Recently, Ive paid some attention to Monks 60s stint on Columbia. Like a handful of the subsequent rockers who managed to mix some catchiness with their non-conformity, Monk found rewards (_Time_ covers, steady live work), and one was the chance to join the label of Miles and Brubeck. Like Miles, he also encountered the studio discipline and editors scissors of Teo Macero, although Teos Monk duties largely involved snipping away bass solos (which, for better or worse, reappear on the current crop of CD reissues). Monk didnt share Miless contempt for comfort zones, though, and so appreciating these 60s releases, almost all featuring his quartet with saxophonist Charlie Rouse plus rhythm, means getting comfortable with multiple variations on familiar themes perhaps a true indicator of being a jazz fan rather than a rock fan (at least, a rock fan who sticks with studio albums rather than trying to build up a complete Dead or Phish tape archive).

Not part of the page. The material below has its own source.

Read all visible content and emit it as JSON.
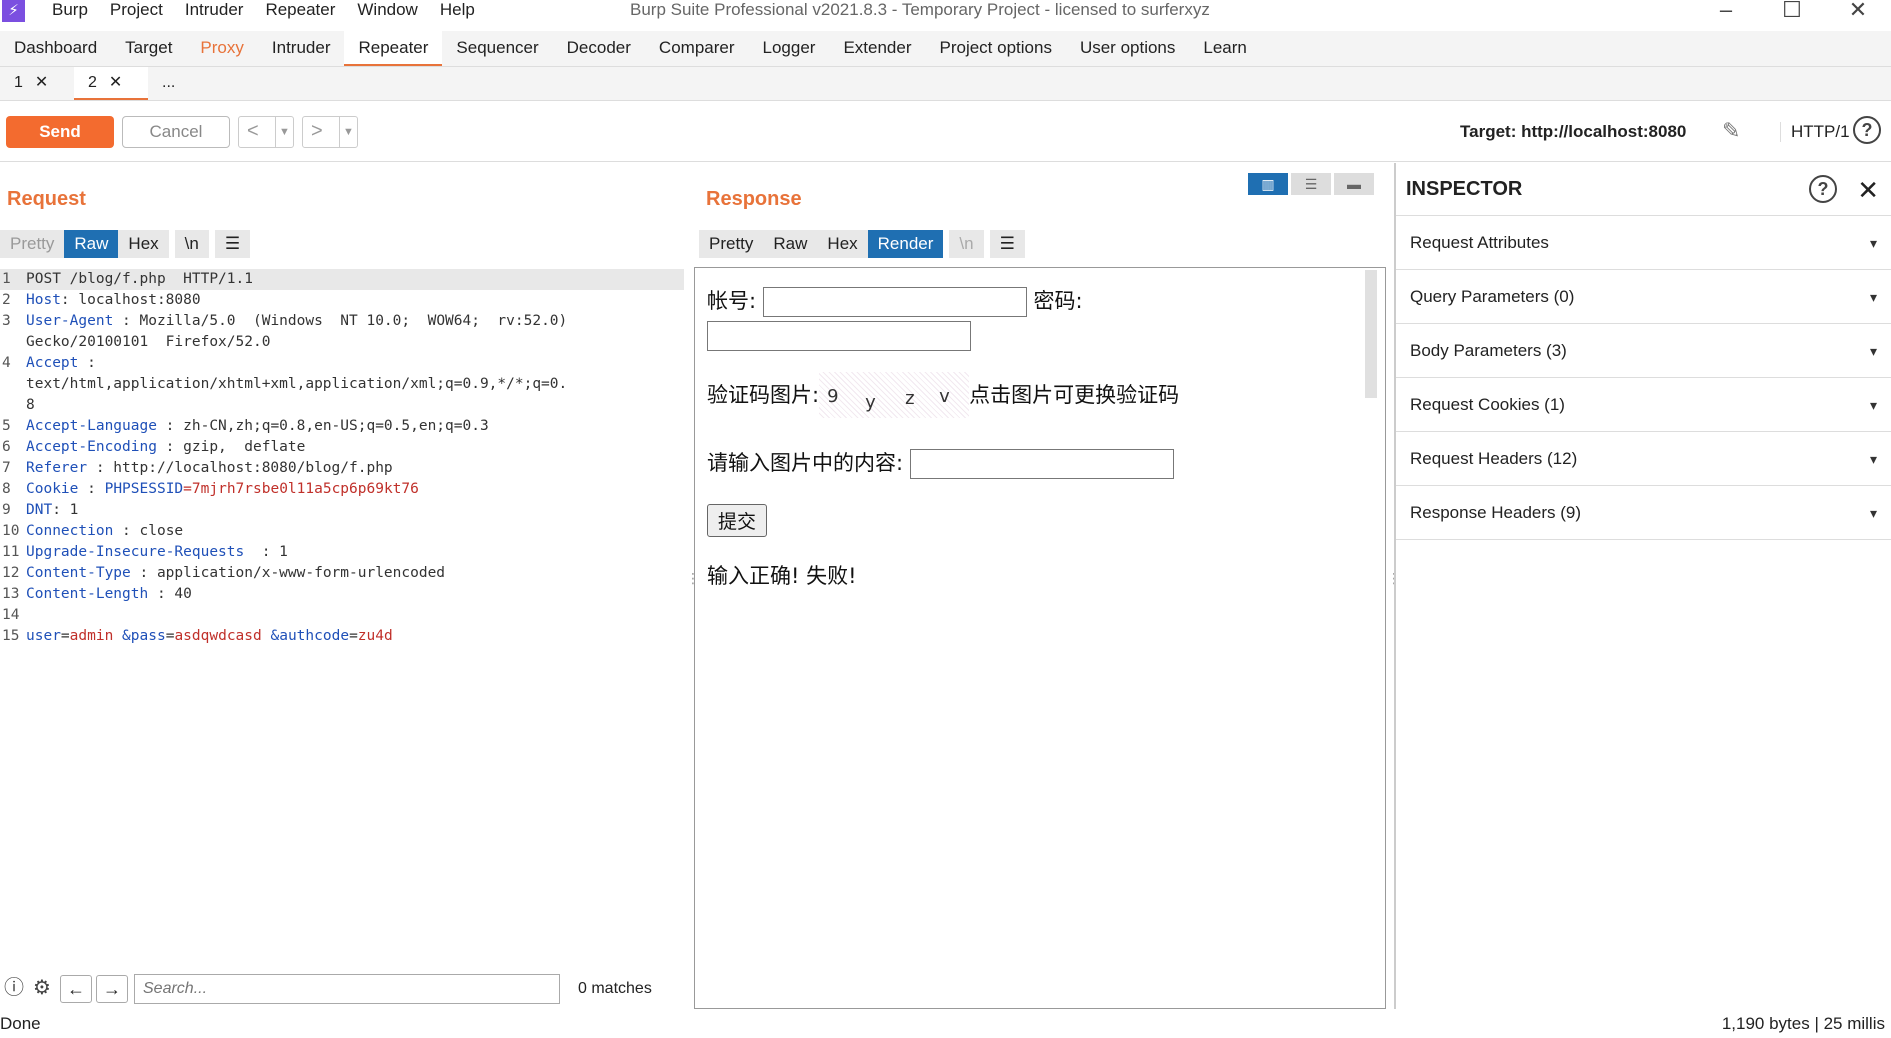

Perhaps the closest thing to a standout in Monks Columbia work is Underground. This title has as many 1968 resonances as the contemporaneous Miles In The Sky, but while Miless artwork affirms the Sgt. Pepper connection, Columbia was apparently trying to hit multiple generations with one stone with its novelty cover photo situating Monk underground in a World War Two setting. Theres no hippie outreach in the music, but, with a higher total of new Monk originals (four) than any other 60s album, it includes the final attempts from Monk to create something new.
After a trio romp through the old favorite Thelonious, the first new song, Ugly Beauty, arrives. With its melody line starting with a descending, resigned figure before landing on a major seventh in a higher key on its way to a happier conclusion, this song captures the mood of Monk at the end of the line. The off-center exuberance of Boo Boos Birthday celebrates domesticity at a time when both jazz and rock were tearing down the walls, rebelling against the rebellion in a manner not unlike post-motorcycle crash Dylan. And although the other two new pieces, Raise Four and Green Chimneys, sound like they may have not required so much effort, they have the spiky blues which only Monk could evoke, and could fill a few of the jam session slots now more often occupied by the old Monk chestnut Straight, No Chaser.

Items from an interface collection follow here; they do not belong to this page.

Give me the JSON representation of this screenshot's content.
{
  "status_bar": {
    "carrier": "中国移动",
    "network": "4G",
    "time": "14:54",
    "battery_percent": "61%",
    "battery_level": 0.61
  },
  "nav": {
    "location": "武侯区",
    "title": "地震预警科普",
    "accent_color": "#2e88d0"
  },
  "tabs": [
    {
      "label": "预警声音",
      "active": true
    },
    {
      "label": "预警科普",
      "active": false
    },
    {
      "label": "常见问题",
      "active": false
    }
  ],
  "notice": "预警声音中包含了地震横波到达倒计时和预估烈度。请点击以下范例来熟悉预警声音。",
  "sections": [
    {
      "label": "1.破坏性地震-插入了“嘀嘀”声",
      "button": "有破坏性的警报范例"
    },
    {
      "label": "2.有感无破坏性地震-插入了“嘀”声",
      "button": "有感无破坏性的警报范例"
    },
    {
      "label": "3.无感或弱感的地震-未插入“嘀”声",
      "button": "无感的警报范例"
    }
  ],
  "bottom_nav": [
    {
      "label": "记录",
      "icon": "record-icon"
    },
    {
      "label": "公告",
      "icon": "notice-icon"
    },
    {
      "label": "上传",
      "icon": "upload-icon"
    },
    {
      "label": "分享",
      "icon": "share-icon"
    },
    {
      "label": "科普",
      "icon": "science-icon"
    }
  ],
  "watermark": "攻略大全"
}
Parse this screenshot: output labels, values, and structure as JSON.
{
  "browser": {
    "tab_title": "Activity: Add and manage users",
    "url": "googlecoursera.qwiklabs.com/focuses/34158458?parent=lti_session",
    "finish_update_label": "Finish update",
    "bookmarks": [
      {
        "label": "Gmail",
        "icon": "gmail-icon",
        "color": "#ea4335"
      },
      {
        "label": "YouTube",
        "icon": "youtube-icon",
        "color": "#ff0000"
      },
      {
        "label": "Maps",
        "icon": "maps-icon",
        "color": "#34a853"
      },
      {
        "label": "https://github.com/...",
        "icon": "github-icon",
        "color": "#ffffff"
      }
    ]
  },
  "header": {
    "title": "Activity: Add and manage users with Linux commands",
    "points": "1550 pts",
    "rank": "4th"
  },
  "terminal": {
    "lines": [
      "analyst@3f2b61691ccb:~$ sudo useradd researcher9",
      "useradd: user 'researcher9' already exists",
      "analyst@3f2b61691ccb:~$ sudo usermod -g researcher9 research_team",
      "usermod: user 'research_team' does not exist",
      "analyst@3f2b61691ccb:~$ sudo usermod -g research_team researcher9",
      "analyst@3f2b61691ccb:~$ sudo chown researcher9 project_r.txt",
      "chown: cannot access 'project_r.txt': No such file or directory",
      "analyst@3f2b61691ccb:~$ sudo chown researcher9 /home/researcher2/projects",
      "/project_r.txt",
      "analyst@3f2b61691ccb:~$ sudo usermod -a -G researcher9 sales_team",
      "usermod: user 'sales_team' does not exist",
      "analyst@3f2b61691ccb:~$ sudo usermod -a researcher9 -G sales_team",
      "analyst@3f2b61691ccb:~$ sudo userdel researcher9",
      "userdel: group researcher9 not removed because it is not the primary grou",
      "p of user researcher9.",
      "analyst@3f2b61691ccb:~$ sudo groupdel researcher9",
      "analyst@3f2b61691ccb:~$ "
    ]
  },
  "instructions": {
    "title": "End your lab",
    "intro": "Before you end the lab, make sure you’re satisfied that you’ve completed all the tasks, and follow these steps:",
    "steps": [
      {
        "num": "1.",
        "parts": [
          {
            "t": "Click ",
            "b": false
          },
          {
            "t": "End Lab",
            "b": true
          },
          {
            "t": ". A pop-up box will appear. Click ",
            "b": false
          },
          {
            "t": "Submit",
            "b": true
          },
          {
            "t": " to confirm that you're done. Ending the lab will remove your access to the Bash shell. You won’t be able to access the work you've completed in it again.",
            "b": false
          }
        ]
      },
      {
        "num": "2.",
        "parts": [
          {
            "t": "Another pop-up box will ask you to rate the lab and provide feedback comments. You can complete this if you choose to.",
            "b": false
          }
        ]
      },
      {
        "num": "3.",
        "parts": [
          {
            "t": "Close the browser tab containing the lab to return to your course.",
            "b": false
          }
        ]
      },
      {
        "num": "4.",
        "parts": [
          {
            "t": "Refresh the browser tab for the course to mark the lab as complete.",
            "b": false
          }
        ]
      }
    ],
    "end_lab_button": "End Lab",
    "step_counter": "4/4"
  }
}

Many critics of Columbia-era Monk focus on Rouse. Monks quartets relied on saxophone to counter-balance the leaders limited but distinctive style the questing Coltrane, the rapid-fire Johnny Griffin. Compared to these predecessors, Rouse was short on revelatory offerings. On Underground, Rouse sounds at times almost as befuddled by the new tunes (the only ones where he appears) as we might have been, not getting far past a single set of repeated phrases in his Ugly Beauty solo. However, hes right in the mood for Boo Boos Birthday and Green Chimneys, the straightforward foil to the always off-center Monk. Appreciating later Monk means appreciating Rouse, the pro who was always set to do his job over Monks steady-swinging rhythm sections.
Ive gone months, sometimes more, without listening to much Monk since those early days encountering jazz. However, theres enough detail in that eccentric music to make it able to stand up to years of analysis. On the surface, the title conceit of Underground seems strained. Scratch a bit deeper, though, and it seems as justified from Monk as it would ever be from anyone.